Website and app data records
Segment Open

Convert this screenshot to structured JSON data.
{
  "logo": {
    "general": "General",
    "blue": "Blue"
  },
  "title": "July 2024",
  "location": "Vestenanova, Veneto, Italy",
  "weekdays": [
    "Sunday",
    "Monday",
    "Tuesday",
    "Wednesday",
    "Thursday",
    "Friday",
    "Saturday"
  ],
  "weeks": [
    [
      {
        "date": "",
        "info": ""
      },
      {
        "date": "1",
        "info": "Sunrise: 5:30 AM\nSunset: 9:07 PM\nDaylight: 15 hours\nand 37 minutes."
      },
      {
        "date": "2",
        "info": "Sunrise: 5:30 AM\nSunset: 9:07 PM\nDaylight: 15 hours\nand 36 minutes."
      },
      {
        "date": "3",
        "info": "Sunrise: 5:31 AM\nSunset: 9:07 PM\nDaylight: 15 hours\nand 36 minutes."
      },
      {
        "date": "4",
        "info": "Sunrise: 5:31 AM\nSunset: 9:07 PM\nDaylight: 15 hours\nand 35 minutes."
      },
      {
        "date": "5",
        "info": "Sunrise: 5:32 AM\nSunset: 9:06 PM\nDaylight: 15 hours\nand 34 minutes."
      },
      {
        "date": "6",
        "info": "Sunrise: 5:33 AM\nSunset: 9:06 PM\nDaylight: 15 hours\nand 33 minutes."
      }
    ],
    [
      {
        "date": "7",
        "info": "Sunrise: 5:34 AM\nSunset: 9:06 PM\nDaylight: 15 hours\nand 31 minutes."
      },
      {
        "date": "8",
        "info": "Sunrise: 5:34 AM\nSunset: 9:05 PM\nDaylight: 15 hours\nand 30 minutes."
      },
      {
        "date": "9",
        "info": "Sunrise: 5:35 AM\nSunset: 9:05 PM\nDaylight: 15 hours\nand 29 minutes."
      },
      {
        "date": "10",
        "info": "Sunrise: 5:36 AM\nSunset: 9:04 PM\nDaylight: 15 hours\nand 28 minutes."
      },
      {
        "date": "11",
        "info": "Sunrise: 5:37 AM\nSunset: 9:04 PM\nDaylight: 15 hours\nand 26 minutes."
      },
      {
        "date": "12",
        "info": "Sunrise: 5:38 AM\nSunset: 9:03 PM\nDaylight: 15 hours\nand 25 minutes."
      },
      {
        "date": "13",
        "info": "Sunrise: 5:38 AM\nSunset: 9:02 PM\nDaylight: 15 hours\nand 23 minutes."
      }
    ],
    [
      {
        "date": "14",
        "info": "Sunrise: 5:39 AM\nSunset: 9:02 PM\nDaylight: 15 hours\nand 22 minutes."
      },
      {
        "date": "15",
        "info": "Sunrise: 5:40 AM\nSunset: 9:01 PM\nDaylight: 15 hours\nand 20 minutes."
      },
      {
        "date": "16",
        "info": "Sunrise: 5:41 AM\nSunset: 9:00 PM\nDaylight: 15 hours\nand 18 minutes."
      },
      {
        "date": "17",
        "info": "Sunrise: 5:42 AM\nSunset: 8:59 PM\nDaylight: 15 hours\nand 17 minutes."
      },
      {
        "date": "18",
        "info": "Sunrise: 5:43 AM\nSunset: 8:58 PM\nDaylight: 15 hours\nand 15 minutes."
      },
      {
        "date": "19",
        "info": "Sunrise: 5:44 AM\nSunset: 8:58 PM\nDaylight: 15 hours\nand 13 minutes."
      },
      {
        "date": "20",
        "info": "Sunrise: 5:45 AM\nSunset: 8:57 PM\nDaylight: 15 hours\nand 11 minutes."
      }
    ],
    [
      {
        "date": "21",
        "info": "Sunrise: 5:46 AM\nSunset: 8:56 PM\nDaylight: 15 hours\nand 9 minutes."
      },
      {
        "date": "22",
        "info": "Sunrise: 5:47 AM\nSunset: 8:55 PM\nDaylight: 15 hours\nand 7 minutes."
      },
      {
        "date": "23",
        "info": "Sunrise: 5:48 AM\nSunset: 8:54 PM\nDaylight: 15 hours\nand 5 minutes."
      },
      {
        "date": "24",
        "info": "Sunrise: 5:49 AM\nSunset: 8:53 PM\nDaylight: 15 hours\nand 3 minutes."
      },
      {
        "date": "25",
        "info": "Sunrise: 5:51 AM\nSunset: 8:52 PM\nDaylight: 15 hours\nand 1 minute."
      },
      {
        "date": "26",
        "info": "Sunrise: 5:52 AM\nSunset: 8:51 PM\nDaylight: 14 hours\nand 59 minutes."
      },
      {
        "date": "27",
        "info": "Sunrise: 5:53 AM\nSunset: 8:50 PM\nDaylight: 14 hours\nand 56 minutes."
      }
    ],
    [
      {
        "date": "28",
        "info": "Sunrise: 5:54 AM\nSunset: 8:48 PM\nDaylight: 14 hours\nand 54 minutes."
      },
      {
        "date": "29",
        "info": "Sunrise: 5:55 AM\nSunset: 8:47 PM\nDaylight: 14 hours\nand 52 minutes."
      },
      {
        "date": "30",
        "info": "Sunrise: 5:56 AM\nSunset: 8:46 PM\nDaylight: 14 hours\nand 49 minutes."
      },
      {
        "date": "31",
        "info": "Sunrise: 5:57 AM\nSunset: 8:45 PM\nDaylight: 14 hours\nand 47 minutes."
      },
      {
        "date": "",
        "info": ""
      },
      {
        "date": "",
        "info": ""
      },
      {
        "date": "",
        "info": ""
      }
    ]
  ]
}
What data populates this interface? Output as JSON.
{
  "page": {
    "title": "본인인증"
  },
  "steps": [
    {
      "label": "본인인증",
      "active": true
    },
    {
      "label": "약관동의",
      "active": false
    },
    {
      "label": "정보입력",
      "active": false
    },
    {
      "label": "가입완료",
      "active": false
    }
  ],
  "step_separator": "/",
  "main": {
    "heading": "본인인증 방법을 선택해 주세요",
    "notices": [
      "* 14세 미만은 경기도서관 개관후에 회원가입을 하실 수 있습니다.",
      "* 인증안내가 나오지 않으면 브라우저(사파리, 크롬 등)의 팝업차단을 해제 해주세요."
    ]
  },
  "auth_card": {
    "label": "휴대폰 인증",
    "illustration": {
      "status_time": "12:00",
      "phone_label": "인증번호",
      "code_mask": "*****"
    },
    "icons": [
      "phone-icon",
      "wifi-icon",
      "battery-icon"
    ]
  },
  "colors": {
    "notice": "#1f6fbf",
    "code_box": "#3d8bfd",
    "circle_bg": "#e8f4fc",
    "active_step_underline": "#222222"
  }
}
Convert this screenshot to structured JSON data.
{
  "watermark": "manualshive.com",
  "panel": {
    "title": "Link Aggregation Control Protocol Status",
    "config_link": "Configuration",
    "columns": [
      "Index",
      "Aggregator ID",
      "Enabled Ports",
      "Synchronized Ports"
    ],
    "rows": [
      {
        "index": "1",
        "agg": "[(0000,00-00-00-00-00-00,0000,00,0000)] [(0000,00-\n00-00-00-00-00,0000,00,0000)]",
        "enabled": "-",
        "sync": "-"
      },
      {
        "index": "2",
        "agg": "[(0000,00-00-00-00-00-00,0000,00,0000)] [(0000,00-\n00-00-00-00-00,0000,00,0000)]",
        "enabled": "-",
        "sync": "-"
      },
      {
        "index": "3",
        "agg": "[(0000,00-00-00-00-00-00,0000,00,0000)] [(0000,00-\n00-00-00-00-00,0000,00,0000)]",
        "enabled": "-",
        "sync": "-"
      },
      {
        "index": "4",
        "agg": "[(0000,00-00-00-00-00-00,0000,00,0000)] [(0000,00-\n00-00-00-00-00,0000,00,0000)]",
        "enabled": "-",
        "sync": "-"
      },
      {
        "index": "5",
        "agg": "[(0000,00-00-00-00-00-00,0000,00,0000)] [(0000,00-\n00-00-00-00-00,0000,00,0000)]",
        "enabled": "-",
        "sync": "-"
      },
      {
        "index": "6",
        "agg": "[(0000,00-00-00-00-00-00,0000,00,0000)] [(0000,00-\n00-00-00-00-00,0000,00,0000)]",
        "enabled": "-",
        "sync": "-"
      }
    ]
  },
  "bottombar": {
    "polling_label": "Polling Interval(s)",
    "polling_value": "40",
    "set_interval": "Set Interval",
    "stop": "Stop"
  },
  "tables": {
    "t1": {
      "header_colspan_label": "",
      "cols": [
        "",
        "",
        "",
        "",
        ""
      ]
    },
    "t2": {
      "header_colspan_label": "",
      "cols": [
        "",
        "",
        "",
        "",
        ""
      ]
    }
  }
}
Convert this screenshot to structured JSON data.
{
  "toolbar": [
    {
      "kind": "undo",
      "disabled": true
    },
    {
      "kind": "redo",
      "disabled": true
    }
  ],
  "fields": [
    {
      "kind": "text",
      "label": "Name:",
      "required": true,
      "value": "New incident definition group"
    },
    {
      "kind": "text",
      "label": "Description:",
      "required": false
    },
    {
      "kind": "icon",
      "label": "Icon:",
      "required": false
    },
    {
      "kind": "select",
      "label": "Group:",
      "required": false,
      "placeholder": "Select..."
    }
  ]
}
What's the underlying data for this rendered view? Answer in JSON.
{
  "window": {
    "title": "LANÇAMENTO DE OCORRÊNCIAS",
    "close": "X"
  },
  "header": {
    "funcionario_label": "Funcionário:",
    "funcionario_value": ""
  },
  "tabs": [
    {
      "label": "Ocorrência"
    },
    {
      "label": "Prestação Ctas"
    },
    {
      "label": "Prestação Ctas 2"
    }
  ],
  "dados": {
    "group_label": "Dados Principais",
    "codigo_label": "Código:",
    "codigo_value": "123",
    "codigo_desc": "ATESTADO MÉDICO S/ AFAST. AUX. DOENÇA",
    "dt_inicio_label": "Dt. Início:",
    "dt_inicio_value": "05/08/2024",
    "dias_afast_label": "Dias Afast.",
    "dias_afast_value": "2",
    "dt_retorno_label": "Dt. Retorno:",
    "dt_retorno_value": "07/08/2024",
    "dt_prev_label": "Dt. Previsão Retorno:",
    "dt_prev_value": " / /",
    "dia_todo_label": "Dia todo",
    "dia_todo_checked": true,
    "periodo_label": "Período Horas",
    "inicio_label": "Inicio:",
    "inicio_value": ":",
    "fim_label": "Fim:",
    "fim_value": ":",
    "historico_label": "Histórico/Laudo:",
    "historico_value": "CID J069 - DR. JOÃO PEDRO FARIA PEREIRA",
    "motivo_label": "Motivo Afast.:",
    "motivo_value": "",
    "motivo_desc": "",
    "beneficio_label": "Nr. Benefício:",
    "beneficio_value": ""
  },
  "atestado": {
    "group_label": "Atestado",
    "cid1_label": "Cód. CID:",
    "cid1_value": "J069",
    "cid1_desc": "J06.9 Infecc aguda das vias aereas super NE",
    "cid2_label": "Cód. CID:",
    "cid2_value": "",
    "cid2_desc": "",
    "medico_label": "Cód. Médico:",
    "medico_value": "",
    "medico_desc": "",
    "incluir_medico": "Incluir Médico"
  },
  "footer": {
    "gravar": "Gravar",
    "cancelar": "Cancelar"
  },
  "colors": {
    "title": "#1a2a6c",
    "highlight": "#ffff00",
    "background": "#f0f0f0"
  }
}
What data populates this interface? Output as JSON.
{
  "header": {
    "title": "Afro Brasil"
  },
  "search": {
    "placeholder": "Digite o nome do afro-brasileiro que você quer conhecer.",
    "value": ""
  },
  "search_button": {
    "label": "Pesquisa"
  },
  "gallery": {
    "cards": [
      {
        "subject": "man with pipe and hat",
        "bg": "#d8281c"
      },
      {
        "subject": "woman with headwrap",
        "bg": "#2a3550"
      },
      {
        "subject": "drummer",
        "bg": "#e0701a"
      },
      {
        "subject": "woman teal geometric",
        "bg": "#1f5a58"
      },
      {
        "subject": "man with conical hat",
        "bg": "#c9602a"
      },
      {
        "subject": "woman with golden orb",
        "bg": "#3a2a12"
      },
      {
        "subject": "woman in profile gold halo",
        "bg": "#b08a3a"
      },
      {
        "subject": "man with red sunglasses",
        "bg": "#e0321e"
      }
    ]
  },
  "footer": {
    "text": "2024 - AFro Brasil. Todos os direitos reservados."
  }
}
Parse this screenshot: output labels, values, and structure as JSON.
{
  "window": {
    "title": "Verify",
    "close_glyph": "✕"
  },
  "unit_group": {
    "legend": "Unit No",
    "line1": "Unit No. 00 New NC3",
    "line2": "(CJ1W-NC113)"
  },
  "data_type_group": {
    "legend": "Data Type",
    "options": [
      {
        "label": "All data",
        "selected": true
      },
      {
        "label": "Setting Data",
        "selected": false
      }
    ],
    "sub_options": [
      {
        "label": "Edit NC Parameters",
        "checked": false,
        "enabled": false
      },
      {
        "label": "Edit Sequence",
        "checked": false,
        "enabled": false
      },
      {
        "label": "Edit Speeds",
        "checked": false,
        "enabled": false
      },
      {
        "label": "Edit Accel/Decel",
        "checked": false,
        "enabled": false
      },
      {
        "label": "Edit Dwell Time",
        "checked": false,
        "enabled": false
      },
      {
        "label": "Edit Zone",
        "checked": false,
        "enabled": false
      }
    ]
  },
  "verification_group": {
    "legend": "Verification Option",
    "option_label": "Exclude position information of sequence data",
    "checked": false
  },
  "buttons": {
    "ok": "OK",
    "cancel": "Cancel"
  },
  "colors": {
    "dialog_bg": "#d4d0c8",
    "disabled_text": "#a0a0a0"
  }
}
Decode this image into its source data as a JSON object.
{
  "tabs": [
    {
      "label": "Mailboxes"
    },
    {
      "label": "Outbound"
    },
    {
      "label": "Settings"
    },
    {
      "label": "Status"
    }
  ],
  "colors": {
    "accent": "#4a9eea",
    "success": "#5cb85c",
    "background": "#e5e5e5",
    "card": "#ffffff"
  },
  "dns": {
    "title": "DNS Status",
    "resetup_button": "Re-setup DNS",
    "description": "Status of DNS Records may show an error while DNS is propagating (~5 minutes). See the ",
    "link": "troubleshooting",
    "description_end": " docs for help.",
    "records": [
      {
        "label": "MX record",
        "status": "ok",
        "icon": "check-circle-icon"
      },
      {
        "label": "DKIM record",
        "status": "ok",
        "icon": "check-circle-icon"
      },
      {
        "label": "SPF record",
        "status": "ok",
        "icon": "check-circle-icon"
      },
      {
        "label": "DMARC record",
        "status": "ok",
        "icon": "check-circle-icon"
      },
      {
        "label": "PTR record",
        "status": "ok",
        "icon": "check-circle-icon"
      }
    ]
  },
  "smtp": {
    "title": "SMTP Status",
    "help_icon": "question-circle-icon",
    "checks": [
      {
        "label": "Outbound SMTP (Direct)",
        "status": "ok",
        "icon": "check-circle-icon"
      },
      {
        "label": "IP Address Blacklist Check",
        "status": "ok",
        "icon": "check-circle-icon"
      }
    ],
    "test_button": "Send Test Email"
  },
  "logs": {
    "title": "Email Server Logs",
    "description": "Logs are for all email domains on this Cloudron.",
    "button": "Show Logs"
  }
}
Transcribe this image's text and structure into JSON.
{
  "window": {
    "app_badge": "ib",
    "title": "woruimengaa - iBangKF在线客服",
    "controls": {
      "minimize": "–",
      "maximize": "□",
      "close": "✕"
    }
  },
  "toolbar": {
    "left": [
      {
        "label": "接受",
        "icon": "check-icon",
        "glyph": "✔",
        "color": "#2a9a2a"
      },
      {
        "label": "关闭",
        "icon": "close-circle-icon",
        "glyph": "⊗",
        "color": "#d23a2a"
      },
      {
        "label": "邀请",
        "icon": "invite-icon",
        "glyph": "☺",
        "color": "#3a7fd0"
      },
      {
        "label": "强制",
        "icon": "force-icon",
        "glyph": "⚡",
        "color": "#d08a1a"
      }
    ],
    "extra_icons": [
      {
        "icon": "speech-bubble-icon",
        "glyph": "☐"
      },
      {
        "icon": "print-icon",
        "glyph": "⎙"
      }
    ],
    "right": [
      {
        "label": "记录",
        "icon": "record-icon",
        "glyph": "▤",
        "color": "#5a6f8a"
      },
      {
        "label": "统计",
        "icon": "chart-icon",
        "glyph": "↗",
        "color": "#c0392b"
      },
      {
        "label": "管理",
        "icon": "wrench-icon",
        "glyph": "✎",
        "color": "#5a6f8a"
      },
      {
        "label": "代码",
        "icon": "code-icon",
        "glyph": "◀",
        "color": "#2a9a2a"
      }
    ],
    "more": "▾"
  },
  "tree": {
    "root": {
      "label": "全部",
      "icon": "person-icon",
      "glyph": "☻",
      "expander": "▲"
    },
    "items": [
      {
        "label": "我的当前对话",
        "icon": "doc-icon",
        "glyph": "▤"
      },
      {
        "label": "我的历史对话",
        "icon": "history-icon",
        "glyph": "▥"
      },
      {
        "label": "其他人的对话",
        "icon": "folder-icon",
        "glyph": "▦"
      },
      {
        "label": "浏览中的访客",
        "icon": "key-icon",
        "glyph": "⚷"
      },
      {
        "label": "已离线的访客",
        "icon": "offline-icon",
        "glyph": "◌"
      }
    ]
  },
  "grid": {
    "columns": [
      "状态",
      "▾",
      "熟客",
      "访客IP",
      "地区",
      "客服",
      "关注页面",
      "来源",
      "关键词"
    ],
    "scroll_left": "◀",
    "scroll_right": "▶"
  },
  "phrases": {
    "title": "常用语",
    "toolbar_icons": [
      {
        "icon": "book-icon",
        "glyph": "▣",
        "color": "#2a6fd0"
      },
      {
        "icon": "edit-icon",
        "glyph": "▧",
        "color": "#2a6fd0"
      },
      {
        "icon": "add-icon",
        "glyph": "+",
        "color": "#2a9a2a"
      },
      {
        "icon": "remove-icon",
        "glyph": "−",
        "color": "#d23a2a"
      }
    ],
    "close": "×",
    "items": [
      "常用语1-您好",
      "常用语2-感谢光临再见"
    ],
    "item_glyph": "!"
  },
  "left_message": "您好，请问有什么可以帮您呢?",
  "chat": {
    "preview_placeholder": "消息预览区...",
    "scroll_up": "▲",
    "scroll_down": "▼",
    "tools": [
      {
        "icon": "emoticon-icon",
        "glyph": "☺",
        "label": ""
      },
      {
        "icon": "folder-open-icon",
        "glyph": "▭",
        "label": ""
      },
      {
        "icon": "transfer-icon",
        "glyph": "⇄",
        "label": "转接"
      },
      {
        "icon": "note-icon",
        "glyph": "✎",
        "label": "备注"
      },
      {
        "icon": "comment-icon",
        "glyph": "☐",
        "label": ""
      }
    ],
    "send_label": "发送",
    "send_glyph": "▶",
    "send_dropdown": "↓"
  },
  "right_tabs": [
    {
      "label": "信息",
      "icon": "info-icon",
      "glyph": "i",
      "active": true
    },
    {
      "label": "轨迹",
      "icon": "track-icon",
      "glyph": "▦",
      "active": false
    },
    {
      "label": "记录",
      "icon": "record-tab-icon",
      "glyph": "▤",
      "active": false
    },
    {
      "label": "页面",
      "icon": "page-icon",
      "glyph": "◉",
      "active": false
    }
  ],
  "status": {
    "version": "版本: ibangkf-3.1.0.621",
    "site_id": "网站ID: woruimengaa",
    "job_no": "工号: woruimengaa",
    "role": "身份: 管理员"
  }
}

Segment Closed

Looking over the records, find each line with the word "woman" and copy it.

▸ Response to the exercise:
        "subject": "woman with headwrap",
        "subject": "woman teal geometric",
        "subject": "woman with golden orb",
        "subject": "woman in profile gold halo",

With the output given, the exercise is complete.